Obamacare Numbers Rising Despite Fierce Opposition

Citizen Wealth Financial Justice Health Care

Applications are seen at a rally held by supporters of the Affordable Care Act in Jackson, MississippiNew Orleans   More than one-million people enrolled under the Affordable Care Act during January bringing the numbers up to 3.3 million in so far with two months to go.  Despite the disastrous start last fall, the numbers are now averaging 75% of original predictions.

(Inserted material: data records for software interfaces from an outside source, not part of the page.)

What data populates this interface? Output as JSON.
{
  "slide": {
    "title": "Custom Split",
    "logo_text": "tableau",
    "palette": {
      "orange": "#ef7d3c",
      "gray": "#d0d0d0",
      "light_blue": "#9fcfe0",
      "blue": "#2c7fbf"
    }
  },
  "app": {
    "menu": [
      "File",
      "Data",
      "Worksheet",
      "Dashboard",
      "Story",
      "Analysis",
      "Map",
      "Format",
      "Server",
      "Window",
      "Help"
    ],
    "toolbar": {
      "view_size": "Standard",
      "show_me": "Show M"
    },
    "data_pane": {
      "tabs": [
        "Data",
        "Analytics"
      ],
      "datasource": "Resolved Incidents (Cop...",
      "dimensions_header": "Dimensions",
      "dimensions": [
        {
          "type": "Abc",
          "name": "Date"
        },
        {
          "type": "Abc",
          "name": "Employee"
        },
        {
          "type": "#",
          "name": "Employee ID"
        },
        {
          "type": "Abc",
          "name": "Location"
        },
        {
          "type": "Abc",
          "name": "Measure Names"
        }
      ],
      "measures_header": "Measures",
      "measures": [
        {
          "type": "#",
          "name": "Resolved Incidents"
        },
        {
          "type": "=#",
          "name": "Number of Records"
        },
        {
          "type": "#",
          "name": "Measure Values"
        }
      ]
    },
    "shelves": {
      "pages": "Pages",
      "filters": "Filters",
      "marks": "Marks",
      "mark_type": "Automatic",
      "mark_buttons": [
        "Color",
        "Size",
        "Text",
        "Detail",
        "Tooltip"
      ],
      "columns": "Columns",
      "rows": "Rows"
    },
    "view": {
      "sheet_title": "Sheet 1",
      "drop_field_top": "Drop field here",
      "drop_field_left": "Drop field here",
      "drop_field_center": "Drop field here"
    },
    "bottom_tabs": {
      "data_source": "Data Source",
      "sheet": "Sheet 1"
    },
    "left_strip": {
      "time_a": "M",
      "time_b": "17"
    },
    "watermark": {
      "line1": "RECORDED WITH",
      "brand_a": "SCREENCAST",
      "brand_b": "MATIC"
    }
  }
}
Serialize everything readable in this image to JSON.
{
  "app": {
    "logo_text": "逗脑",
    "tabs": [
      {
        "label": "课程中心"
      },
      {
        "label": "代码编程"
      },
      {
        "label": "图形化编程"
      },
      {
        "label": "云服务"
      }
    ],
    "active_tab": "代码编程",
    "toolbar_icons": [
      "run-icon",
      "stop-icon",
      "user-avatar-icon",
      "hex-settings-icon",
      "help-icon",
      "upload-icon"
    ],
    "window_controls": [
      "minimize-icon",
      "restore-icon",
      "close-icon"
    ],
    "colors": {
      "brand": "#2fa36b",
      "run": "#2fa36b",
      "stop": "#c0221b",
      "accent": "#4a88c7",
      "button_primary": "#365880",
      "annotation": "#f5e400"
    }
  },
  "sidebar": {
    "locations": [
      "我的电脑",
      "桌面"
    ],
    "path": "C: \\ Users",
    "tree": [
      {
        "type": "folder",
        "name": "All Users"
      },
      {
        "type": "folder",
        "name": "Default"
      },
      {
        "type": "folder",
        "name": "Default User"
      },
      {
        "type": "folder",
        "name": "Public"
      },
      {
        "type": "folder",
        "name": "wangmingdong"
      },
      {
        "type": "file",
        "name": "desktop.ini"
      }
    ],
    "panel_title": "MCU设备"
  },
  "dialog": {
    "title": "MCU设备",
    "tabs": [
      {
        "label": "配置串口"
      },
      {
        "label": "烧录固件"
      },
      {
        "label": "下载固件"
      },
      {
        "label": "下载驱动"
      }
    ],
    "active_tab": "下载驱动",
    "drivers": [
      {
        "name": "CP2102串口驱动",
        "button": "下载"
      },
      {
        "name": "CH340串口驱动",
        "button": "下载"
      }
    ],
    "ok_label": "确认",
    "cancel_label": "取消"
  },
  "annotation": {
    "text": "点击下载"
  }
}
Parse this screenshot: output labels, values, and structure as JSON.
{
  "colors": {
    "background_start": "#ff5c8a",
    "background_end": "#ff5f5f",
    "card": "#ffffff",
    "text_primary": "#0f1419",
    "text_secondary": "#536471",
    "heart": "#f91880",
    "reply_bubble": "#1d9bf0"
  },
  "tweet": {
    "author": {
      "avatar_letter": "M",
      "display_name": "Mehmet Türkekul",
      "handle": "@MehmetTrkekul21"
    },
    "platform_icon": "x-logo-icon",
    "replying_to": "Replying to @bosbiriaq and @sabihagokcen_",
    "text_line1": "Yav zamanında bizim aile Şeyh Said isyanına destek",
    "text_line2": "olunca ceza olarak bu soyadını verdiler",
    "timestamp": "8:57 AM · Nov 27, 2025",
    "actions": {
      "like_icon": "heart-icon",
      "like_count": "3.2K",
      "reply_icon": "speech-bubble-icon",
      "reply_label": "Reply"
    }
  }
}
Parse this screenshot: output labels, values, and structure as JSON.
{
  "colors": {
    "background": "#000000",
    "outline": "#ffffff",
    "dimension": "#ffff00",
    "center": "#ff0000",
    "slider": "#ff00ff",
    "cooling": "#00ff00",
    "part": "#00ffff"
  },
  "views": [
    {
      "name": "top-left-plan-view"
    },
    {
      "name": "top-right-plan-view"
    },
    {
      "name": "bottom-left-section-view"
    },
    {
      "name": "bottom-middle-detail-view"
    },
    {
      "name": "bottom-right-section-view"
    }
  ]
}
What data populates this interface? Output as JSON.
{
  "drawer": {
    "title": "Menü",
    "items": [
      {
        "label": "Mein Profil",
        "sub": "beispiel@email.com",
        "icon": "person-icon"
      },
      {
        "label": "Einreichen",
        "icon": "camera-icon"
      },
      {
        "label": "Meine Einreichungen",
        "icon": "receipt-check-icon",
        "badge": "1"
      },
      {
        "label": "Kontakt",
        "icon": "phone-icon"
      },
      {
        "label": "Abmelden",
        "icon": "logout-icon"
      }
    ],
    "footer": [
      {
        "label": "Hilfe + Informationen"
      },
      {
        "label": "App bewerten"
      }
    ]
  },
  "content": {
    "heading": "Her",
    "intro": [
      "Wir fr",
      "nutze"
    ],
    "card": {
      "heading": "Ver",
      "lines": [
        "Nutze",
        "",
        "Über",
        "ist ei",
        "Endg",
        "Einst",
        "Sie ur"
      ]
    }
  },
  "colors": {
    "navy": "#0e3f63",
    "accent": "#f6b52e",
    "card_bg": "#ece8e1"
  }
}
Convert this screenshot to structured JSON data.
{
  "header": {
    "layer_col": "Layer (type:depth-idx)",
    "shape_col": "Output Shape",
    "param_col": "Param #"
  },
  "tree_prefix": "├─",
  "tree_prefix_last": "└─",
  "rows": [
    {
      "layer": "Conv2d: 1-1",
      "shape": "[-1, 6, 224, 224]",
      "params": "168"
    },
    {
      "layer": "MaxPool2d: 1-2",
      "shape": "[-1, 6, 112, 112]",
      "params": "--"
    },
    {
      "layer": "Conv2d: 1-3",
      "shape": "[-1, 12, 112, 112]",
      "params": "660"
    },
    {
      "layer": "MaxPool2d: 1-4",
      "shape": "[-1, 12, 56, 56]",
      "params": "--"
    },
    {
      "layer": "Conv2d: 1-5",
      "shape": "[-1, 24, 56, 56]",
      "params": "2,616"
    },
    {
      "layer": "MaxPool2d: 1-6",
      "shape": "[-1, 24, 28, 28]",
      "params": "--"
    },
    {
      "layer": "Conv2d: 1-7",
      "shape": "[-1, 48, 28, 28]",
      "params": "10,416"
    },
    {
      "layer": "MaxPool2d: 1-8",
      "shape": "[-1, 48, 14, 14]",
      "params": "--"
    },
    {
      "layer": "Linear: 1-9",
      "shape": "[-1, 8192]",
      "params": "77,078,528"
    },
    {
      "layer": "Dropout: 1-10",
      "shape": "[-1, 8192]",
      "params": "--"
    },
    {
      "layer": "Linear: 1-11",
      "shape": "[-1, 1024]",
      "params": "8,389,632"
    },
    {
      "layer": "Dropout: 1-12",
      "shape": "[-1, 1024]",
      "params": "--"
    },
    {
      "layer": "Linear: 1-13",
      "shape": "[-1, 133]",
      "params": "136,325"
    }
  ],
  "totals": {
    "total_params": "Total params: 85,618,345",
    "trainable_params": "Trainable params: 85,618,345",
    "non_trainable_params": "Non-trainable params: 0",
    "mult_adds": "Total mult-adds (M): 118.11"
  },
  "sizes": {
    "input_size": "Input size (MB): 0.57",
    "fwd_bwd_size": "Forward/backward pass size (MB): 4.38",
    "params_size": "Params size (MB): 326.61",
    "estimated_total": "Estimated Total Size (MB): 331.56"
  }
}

            In the heavily contested states like Texas and Louisiana, where governors have declared Obamacare their personal Alamo, the numbers are still sagging more somewhat, but are significant.  Louisiana is 56% of expectation with 40000 enrolled in either Medicaid or private plans now.  Texas is at 53% with 87,000 in both programs thus far.  Arkansas where the private option is now under attack is at 69% of expectation with 70,000 enrolled.  With at least two more months to go, there’s only one way these numbers are going to keep going, and that’s up, which is exciting but must be disconcerting to the Republicans who are staking their future on their hardcore base’s Obama hate.

            The haters keep getting tripped up and thrown off message though.  Obama faced the music and gave smaller and medium sized businesses in the range of 50 to 100 workers an extension in compliance.  The Wall Street Journal claimed Obama was exempting for another year 27% of the American workforce and started beating the drums until they buried a correction the next day admitting that the extension affected only 7.9 million workers or 7% of the American workforce.  Yeah, 27% versus 7%, that’s an honest mistake, huh?

            This is still a state by state fight.  The private option is in the balance in Arkansas, but has been adopted in Iowa and is being sought in other states.  New Hampshire recently became the latest state to expand Medicaid coverage, and more will follow inevitably.  As millions march towards better health, it will be harder and harder for some states to pass up the virtually free cost for saving their citizens’ lives.

            At the same time it is still a bitter pill to swallow that private insurance companies who will make billions on the healthcare expansion still have way too much arbitrary say on the cost and coverage of people.  Three of the four insurance carriers in the marketplace in Louisiana for example announced suddenly that they would not accept 3rd party payments from federal sources like the Ryan White funds to cover HIV/AIDS patients, throwing 2000 Louisianans into a “one choice fits all” situation with the same companies also moving to deny coverage in other states.  Companies providing subpar, unqualified plans are also being allowed continued leeway in the same direction with a mishmash of responses from regulators in various states sometimes looking the other way and sometimes blocking the door, as they should be doing. 

            There are problems with the Affordable Care Act, a barrel of them, but as long as the haters are running wild on the public policy battlefield, there’s no chance of fixing even the pieces that are broken and demand attention.  

            Meanwhile Americans are marching forward into the arms of Obamacare in sure and steady numbers.  People better hear the sound of them coming and soon realize that this is a movement that won’t be stopped.